Scorsese incorporates similar themes to his other famous works. There are the power struggles with men and women, violence as a substitution for sex, violence within class, nationality and religion. This movie hits them all, and it hits them with brute force. Continue reading

A Few Movie Facts: Matt

1.  I hated Pulp Fiction the first time I saw it, but for some reason watched it again a week later and loved it.  Now I watch movies I think are bad twice on occasion just to see if I’m missing out.  (Exception: Michael Bay movies or ones that are really bad.)

2. I saw The Dark Knight 7 times in the theater.  I’ve only watched it twice on DVD.

3. Like Luke, my favorite director is also Martin Scorsese.  The Coen Brothers and Francis Ford Coppola are close behind, though.

4. One movie that’s super acclaimed that I will never, ever watch is Bridge on the River Kwai. It just looks like something I could never sit through.

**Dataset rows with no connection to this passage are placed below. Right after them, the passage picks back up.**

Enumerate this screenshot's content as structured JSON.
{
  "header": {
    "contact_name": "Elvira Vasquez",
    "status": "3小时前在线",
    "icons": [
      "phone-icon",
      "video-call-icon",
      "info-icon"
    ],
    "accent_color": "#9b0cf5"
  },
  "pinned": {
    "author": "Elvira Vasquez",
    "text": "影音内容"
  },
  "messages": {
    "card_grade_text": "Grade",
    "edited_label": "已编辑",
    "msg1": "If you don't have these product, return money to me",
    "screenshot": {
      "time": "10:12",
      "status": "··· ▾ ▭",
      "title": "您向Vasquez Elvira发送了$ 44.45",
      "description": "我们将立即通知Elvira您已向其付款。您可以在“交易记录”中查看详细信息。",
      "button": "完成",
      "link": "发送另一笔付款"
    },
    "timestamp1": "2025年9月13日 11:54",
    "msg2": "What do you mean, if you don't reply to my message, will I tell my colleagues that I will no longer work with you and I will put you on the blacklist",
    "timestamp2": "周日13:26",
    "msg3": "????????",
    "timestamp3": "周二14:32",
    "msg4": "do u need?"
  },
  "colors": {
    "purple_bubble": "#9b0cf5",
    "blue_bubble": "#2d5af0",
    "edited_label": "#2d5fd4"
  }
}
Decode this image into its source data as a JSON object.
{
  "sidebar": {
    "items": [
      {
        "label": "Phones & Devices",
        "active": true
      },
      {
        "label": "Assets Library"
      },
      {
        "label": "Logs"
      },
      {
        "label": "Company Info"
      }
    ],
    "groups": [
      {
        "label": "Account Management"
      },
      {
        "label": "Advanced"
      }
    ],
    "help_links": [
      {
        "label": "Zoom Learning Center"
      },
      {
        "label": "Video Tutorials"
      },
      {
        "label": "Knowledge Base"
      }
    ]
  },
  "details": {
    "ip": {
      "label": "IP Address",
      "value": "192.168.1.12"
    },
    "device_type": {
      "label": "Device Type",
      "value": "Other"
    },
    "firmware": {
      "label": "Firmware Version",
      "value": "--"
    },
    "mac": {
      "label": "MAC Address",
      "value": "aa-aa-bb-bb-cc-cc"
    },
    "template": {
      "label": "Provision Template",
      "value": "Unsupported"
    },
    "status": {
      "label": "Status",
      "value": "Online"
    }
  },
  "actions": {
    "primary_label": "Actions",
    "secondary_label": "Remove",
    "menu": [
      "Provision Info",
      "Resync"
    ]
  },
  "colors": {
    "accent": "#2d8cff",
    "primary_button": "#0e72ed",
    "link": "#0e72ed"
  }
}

5.  Out of all the movies I’ve seen, I probably think about There Will Be Blood or No Country for Old Men more than any of them.  This is mostly because they are from the same year and thinking about one leads to the other, but also because they are two of the greatest movies made in the past 30 years.

6.  Brad Pitt is a good actor, but I really don’t like that many of his movies even though I’m a guy and I’m “supposed to.”

7. My two favorite actors are Meryl Streep and Daniel Day-Lewis.  If they ever did a movie together, the script wouldn’t even matter.

8. TV Shows like Mad Men and The Sopranos are better than 90% of the movies that come out these days.

9. I consider myself a huge movie buff, but I don’t want to sit around for hours and discuss the French New Wave or German Expressionism.  I’d rather watch the movies.

10.  My guilty pleasure movie is The Devil Wears Prada.  I know it doesn’t utilize anything revolutionary or tell a new kind of story, but come on.  Meryl Streep’s power to carry a movie has never been more prevalent.

A Few Movie Facts: Luke

1. Of the AFI’s top 10 films of all-time, Raging Bull, Gone With the Wind and Lawrence of Arabia are the only films which I have not seen. The only films I think belongs in their top 10 list are Schindler’s List and Citizen Kane.

2. Some films I think they are missing out on are Children of Men, There Will Be Blood, Gangs of New York, Apocalypse Now, Kill Bill, The Good, the Bad and the Ugly, Pan’s Labyrinth and Taxi Driver. Man, I have a thing for dark films.

3. Favorite director is Martin Scorsese, hands down. Continue reading